Repeat the records exactly, minus the pictures.

[Component data from apps and pages]
[Start of section]

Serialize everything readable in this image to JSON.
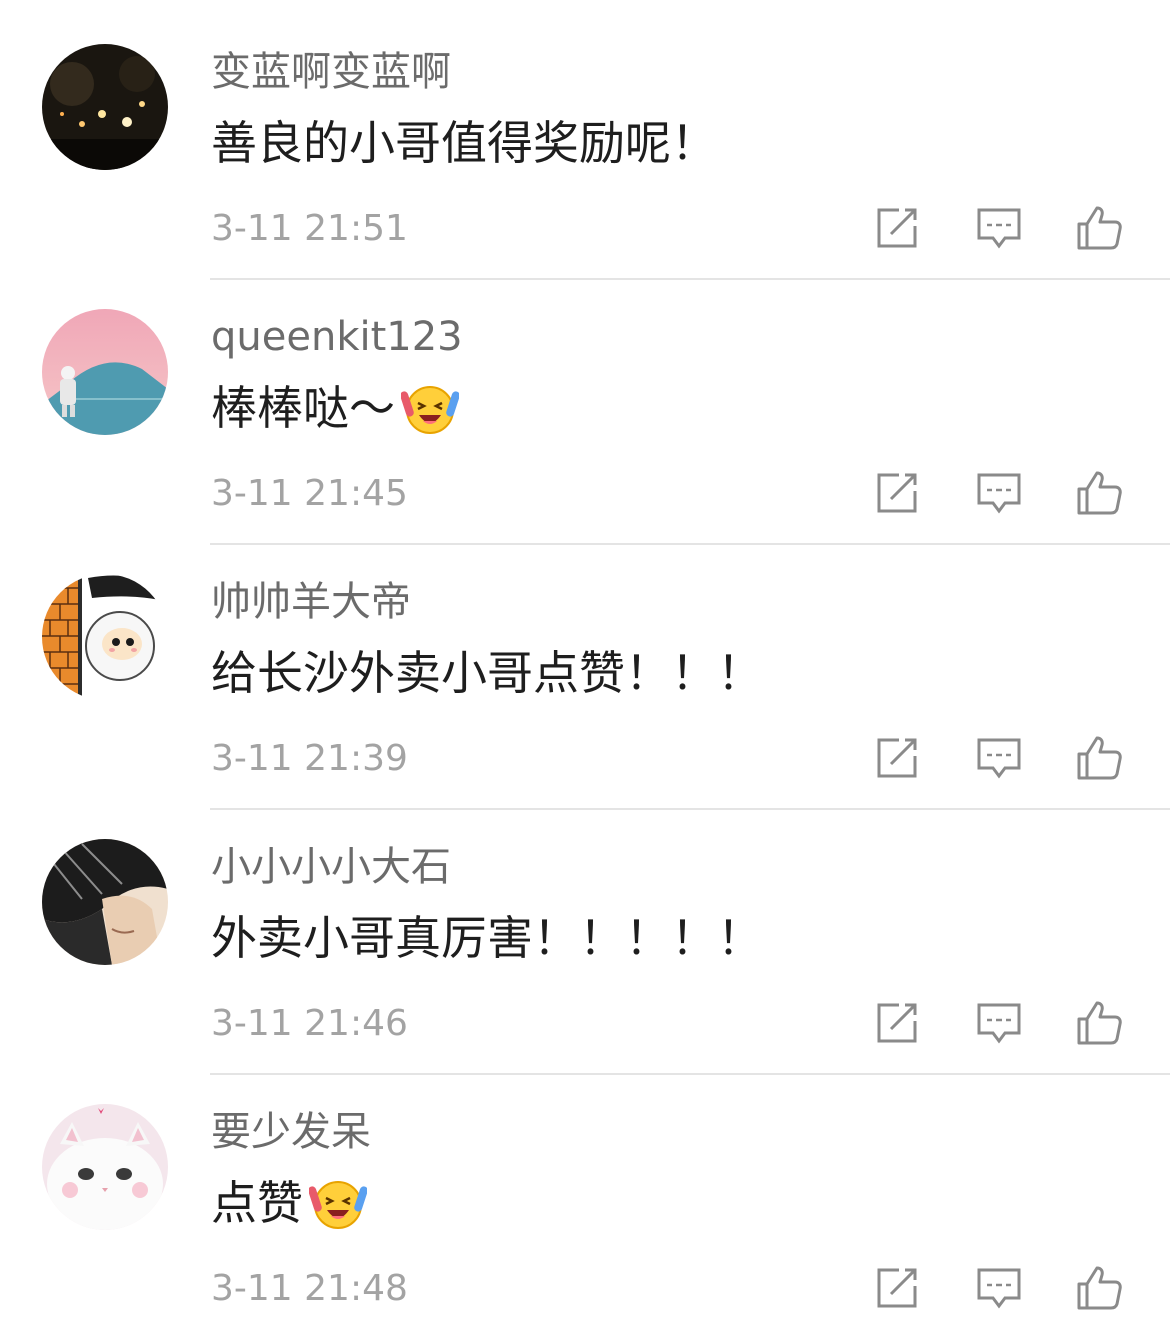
{
  "comments": [
    {
      "username": "变蓝啊变蓝啊",
      "text": "善良的小哥值得奖励呢！",
      "time": "3-11 21:51",
      "emoji": "",
      "avatar": "night-street-photo"
    },
    {
      "username": "queenkit123",
      "text": "棒棒哒～",
      "time": "3-11 21:45",
      "emoji": "laughing-crying-emoji",
      "avatar": "astronaut-pink-sky-photo"
    },
    {
      "username": "帅帅羊大帝",
      "text": "给长沙外卖小哥点赞！！！",
      "time": "3-11 21:39",
      "emoji": "",
      "avatar": "cartoon-sheep-meme"
    },
    {
      "username": "小小小小大石",
      "text": "外卖小哥真厉害！！！！！",
      "time": "3-11 21:46",
      "emoji": "",
      "avatar": "boy-portrait-photo"
    },
    {
      "username": "要少发呆",
      "text": "点赞",
      "time": "3-11 21:48",
      "emoji": "laughing-crying-emoji",
      "avatar": "white-cat-photo"
    }
  ],
  "icons": {
    "share": "share-edit-icon",
    "reply": "comment-bubble-icon",
    "like": "thumbs-up-icon"
  },
  "colors": {
    "username": "#6b6b6b",
    "text": "#1e1e1e",
    "time": "#a3a3a3",
    "icon": "#8a8a8a",
    "divider": "#e4e4e4"
  }
}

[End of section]

ANSWER TO THIS EXERCISE.
Serialize everything readable in this image to JSON.
{
  "comments": [
    {
      "username": "变蓝啊变蓝啊",
      "text": "善良的小哥值得奖励呢！",
      "time": "3-11 21:51",
      "emoji": "",
      "avatar": "night-street-photo"
    },
    {
      "username": "queenkit123",
      "text": "棒棒哒～",
      "time": "3-11 21:45",
      "emoji": "laughing-crying-emoji",
      "avatar": "astronaut-pink-sky-photo"
    },
    {
      "username": "帅帅羊大帝",
      "text": "给长沙外卖小哥点赞！！！",
      "time": "3-11 21:39",
      "emoji": "",
      "avatar": "cartoon-sheep-meme"
    },
    {
      "username": "小小小小大石",
      "text": "外卖小哥真厉害！！！！！",
      "time": "3-11 21:46",
      "emoji": "",
      "avatar": "boy-portrait-photo"
    },
    {
      "username": "要少发呆",
      "text": "点赞",
      "time": "3-11 21:48",
      "emoji": "laughing-crying-emoji",
      "avatar": "white-cat-photo"
    }
  ],
  "icons": {
    "share": "share-edit-icon",
    "reply": "comment-bubble-icon",
    "like": "thumbs-up-icon"
  },
  "colors": {
    "username": "#6b6b6b",
    "text": "#1e1e1e",
    "time": "#a3a3a3",
    "icon": "#8a8a8a",
    "divider": "#e4e4e4"
  }
}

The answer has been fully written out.